[Work instruction] Make an exact copy of the records, and keep the pictures out of it.
═════ Extracted records ═════
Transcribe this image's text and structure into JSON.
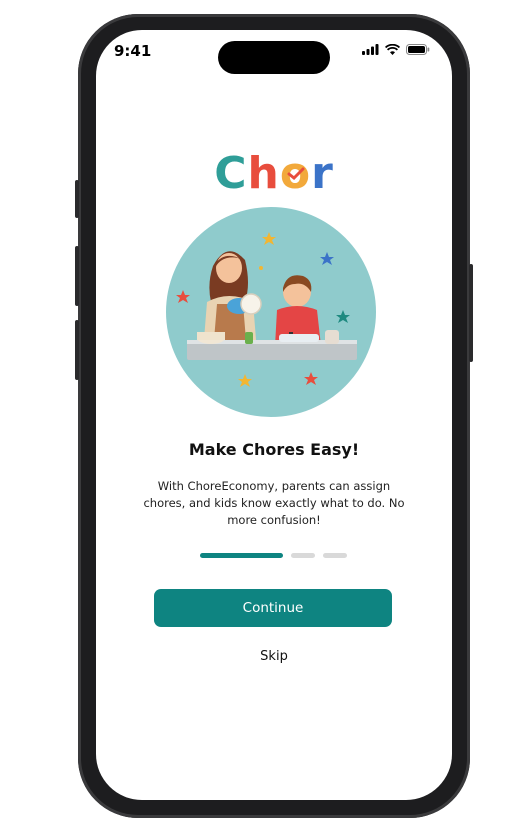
{
  "status_bar": {
    "time": "9:41"
  },
  "logo": {
    "letters": [
      "C",
      "h",
      "o",
      "r"
    ],
    "colors": [
      "#2f9e98",
      "#e84d3d",
      "#f2a93b",
      "#3b73c8"
    ]
  },
  "onboarding": {
    "title": "Make Chores Easy!",
    "description": "With ChoreEconomy, parents can assign chores, and kids know exactly what to do. No more confusion!",
    "progress": {
      "current_step": 1,
      "total_steps": 3
    }
  },
  "actions": {
    "continue_label": "Continue",
    "skip_label": "Skip"
  },
  "theme": {
    "accent": "#0e8481",
    "illustration_bg": "#8fcbcc"
  }
}
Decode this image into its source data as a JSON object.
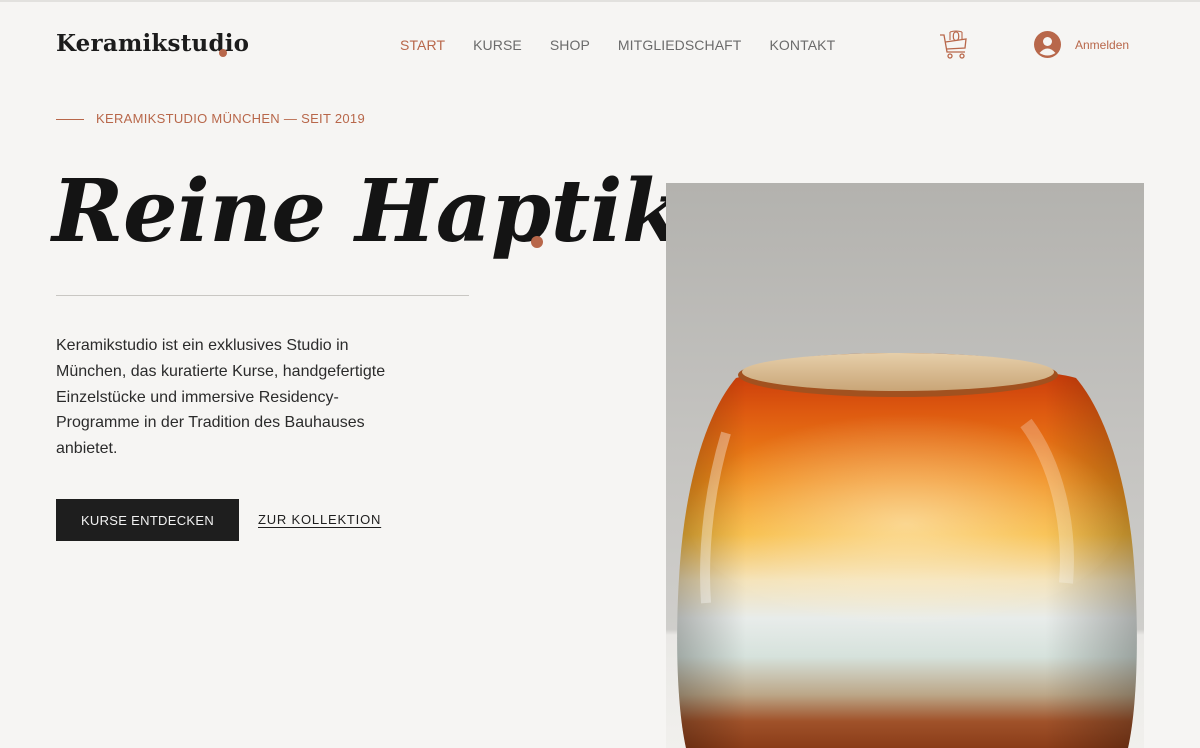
{
  "header": {
    "logo": "Keramikstudio",
    "nav": [
      "START",
      "KURSE",
      "SHOP",
      "MITGLIEDSCHAFT",
      "KONTAKT"
    ],
    "active_nav": "START",
    "cart_count": "0",
    "login_label": "Anmelden"
  },
  "hero": {
    "eyebrow": "KERAMIKSTUDIO MÜNCHEN — SEIT 2019",
    "headline": "Reine Haptik",
    "body": "Keramikstudio ist ein exklusives Studio in München, das kuratierte Kurse, handgefertigte Einzelstücke und immersive Residency-Programme in der Tradition des Bauhauses anbietet.",
    "primary_button": "KURSE ENTDECKEN",
    "secondary_link": "ZUR KOLLEKTION",
    "image_icon": "glazed-ceramic-vessel"
  },
  "colors": {
    "accent": "#b8674a",
    "background": "#f6f5f3",
    "text": "#1c1c1c",
    "button": "#1e1e1e"
  }
}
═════
[Answer below]
Transcribe this image's text and structure into JSON.
{
  "status_bar": {
    "time": "9:41"
  },
  "logo": {
    "letters": [
      "C",
      "h",
      "o",
      "r"
    ],
    "colors": [
      "#2f9e98",
      "#e84d3d",
      "#f2a93b",
      "#3b73c8"
    ]
  },
  "onboarding": {
    "title": "Make Chores Easy!",
    "description": "With ChoreEconomy, parents can assign chores, and kids know exactly what to do. No more confusion!",
    "progress": {
      "current_step": 1,
      "total_steps": 3
    }
  },
  "actions": {
    "continue_label": "Continue",
    "skip_label": "Skip"
  },
  "theme": {
    "accent": "#0e8481",
    "illustration_bg": "#8fcbcc"
  }
}
Decode this image into its source data as a JSON object.
{
  "header": {
    "logo": "Keramikstudio",
    "nav": [
      "START",
      "KURSE",
      "SHOP",
      "MITGLIEDSCHAFT",
      "KONTAKT"
    ],
    "active_nav": "START",
    "cart_count": "0",
    "login_label": "Anmelden"
  },
  "hero": {
    "eyebrow": "KERAMIKSTUDIO MÜNCHEN — SEIT 2019",
    "headline": "Reine Haptik",
    "body": "Keramikstudio ist ein exklusives Studio in München, das kuratierte Kurse, handgefertigte Einzelstücke und immersive Residency-Programme in der Tradition des Bauhauses anbietet.",
    "primary_button": "KURSE ENTDECKEN",
    "secondary_link": "ZUR KOLLEKTION",
    "image_icon": "glazed-ceramic-vessel"
  },
  "colors": {
    "accent": "#b8674a",
    "background": "#f6f5f3",
    "text": "#1c1c1c",
    "button": "#1e1e1e"
  }
}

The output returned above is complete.